Science writer, Timothy Oleson, is the first to admit he followed a roundabout path to combine his range of interests and land a job that strings together his years of studying them.
Throughout high school, college, and even part of graduate school, Oleson lacked a crystallized vision of what he saw himself doing. After pursuing an undergraduate degree in chemistry, he knew that spending the rest of his life in a lab wasn’t for him.
Oleson later came across a term that struck him – geochemistry – and took a summer class in which he became interested in the field of geology. There, his teacher –who had recently finished studying geology in graduate school – encouraged Oleson to do the same.
Moving into UW-Madison’s Department of Geoscience for his master’s and doctorate, Oleson enjoyed conducting research, but, once more, realized that he couldn’t picture himself working in a lab for an entire career. Rather, he had a different idea in mind: science writing.
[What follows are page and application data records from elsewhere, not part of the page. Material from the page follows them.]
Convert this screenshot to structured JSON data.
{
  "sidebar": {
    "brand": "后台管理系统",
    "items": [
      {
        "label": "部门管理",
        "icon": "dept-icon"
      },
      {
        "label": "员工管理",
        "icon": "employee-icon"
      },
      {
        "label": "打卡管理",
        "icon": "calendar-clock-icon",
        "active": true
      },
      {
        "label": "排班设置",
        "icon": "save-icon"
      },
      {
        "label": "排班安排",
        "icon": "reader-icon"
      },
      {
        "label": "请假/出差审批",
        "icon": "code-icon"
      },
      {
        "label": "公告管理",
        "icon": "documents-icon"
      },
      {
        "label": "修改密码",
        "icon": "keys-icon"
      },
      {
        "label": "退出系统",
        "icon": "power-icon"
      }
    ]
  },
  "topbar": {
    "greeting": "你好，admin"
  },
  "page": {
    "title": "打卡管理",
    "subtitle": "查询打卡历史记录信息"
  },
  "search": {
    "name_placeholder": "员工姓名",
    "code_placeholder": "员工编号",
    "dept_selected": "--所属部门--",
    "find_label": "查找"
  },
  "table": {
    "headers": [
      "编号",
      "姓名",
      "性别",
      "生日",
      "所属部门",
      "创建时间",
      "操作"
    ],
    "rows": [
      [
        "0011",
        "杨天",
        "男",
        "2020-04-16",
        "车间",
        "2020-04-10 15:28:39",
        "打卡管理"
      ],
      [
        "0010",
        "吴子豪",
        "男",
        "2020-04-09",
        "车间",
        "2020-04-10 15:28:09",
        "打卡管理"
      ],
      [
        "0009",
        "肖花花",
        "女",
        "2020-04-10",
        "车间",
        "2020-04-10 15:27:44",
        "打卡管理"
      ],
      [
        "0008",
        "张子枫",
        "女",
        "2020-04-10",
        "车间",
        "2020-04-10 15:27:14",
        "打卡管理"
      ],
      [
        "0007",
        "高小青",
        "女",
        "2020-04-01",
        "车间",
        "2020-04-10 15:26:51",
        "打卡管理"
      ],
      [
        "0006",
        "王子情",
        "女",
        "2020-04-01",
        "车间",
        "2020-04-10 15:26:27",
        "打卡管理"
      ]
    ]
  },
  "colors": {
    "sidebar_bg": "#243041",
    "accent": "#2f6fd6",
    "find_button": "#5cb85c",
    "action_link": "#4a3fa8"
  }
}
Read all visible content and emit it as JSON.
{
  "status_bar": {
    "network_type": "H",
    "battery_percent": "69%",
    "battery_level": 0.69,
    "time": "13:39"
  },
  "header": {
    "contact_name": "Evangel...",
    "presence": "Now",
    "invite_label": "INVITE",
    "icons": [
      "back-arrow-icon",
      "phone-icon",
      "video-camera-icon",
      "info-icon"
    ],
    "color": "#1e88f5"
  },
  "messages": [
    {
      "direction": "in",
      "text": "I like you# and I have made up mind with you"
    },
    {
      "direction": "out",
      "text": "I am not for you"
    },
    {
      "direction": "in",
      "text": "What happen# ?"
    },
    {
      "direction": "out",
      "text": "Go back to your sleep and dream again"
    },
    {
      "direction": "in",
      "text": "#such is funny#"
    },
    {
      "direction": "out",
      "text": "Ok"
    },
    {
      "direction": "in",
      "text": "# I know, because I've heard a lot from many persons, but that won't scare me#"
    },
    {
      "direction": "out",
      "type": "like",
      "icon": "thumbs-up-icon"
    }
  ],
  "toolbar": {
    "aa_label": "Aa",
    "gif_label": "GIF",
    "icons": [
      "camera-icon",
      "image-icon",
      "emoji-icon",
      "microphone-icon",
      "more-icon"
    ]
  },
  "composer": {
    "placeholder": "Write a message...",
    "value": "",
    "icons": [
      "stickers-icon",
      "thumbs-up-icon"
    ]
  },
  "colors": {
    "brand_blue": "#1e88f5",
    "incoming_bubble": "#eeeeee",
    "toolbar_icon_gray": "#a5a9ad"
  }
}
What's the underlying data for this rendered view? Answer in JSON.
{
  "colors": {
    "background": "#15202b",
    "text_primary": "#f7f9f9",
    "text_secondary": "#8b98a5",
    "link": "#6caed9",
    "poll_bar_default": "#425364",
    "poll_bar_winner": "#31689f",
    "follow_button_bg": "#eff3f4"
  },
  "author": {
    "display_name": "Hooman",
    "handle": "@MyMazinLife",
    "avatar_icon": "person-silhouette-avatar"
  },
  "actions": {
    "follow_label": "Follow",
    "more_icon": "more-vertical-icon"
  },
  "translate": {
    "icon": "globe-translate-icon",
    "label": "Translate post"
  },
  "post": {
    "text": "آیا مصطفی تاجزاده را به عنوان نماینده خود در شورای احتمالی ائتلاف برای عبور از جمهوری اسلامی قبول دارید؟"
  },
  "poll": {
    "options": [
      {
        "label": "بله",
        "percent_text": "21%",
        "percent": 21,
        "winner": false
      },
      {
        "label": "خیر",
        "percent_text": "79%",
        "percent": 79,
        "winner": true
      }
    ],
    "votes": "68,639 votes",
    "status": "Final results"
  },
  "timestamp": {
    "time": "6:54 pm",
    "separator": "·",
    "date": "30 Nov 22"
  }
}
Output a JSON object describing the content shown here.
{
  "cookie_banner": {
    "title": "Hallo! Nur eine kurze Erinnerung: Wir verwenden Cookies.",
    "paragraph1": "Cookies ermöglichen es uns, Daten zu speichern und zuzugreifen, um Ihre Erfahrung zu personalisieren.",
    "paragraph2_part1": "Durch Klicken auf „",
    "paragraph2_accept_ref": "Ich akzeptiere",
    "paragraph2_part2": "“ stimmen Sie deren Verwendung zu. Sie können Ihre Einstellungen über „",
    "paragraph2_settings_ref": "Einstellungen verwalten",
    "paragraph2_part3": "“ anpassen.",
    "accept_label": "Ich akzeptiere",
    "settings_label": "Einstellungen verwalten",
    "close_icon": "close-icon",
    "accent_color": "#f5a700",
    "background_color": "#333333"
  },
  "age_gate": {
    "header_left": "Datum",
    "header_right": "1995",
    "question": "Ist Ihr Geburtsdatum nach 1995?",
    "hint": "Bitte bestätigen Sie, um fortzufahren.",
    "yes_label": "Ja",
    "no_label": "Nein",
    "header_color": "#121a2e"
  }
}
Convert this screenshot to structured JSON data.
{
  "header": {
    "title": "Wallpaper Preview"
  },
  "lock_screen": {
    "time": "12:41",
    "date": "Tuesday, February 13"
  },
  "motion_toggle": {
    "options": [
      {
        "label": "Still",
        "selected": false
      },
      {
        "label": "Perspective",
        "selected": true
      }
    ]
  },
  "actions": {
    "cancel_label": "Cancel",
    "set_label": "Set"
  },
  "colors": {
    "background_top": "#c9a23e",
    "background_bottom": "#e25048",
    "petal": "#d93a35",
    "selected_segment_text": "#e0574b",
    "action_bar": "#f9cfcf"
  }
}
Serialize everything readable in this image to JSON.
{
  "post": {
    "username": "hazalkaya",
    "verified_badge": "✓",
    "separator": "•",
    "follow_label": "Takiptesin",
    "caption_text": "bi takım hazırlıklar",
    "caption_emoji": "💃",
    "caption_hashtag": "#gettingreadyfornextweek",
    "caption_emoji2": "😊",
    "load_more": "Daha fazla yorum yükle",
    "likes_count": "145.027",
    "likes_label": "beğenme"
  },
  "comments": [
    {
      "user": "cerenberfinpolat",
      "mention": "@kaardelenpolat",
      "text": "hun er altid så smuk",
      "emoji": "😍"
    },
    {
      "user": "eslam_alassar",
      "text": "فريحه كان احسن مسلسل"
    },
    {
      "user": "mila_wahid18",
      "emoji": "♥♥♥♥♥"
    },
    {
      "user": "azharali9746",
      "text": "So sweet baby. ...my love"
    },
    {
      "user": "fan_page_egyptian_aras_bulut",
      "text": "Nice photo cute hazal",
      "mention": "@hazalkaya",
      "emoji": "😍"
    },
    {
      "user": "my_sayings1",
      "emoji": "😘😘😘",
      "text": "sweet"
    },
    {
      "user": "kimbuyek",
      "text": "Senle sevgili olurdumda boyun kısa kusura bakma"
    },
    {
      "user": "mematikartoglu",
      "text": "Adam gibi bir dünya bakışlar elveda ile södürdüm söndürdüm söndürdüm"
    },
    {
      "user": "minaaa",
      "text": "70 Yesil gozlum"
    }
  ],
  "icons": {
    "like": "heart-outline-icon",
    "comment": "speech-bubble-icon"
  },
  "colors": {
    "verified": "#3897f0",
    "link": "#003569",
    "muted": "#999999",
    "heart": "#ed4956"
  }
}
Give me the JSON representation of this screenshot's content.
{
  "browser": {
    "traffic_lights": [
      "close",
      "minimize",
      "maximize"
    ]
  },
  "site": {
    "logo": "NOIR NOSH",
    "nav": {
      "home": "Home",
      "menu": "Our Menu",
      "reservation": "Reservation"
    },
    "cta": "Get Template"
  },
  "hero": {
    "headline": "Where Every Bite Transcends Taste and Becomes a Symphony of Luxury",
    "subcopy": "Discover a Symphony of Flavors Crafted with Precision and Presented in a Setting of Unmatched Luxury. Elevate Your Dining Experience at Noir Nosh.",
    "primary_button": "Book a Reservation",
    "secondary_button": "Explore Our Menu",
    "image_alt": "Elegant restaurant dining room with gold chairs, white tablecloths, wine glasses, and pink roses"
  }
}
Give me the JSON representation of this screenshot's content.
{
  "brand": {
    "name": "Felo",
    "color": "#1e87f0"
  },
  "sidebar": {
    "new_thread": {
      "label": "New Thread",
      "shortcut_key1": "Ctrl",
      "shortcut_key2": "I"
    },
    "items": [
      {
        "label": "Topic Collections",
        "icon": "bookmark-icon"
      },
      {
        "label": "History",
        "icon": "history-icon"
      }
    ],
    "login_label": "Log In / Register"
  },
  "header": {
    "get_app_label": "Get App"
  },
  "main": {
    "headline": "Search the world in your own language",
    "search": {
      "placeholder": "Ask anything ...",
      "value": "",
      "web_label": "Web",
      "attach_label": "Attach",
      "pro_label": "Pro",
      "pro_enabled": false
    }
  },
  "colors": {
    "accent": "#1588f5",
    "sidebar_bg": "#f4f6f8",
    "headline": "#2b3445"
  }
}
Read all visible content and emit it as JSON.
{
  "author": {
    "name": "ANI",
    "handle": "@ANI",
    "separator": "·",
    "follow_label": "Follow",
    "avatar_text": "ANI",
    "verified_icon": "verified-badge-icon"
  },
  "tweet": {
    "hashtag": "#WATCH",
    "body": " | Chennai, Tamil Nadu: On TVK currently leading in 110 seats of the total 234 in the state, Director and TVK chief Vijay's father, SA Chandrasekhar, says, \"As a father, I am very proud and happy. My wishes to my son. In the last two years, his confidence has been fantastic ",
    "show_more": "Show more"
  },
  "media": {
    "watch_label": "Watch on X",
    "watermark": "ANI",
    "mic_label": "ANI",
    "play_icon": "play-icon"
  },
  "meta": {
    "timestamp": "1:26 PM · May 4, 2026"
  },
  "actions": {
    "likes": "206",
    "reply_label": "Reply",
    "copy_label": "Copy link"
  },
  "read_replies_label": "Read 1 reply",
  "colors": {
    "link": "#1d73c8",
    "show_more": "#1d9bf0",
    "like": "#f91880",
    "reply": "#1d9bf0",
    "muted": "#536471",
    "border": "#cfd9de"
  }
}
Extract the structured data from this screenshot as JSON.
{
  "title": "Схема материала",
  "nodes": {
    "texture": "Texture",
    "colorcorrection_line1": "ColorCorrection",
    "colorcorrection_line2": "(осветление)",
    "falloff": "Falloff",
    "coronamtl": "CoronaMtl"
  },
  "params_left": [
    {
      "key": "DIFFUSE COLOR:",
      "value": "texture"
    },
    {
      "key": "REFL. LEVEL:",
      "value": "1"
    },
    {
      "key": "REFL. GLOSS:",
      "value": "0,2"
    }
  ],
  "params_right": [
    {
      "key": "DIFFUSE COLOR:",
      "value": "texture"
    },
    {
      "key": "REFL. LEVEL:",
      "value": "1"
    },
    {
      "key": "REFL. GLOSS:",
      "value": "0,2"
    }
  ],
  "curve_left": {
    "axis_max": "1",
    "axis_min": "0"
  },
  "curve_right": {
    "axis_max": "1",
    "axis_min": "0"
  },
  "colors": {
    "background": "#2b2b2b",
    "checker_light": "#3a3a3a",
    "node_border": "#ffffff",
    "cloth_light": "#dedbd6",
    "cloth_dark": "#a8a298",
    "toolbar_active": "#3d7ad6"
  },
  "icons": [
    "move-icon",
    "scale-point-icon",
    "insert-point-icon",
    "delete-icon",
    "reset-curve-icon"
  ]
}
“I never had the clearest focus of what I was going to do – just different interests floating around,” Oleson admits. “I kind of assumed that going into journalism I’d have the opportunity to do a lot more research in different fields.”
Once he finished his Ph.D. in geology, Oleson stayed at UW to earn his master’s in journalism and mass communications with an emphasis on science writing.
“That was a totally different experience than geology was,” Oleson says. “I was only there for three semesters, but I think it did what it’s meant to do and be sort of a crash course for people looking to get into science writing and get into journalism.”
A summer internship with EARTH Magazine in Virginia led him to becoming one of its staff writers and, for now, its acting associate editor. With the magazine’s focus on his graduate studies, like Earth science, climate, and energy, Oleson now links his studies in science with those in journalism.
Although he spends much of his time on journalistic undertakings, such as interviewing, writing and editing, Oleson says that he’s glad to have pursued his Ph.D. in geology.
“I think that’s helped me get to where I am with science writing,” he says. “It was in those four years that I felt like I really became sort of a real scientist for what I was doing in the lab – reading my own experiments, putting together my own analyses and that sort of stuff.”
“As far as what I’m doing now, that’s helped measurably with how I read other people’s research, ask questions based on what they’ve done and sort of understand the process.”—Timothy Oleson
If you’re like Oleson with many, as he labels them, “nebulous ideas,” for a career, he suggests to do as he did: pursue one (or two), and see where your interests take you.
This is story is republished from the University of Wisconsin-Madison Graduate School. Given its campus-wide responsibility for graduate education and its connection to the research mission through the Office of the Vice Chancellor for Research and Graduate Education, the Graduate School is in a unique position to set university-wide standards and policies, serve a special advocacy and communication role, promote diversity initiatives, and otherwise augment the margin of excellence.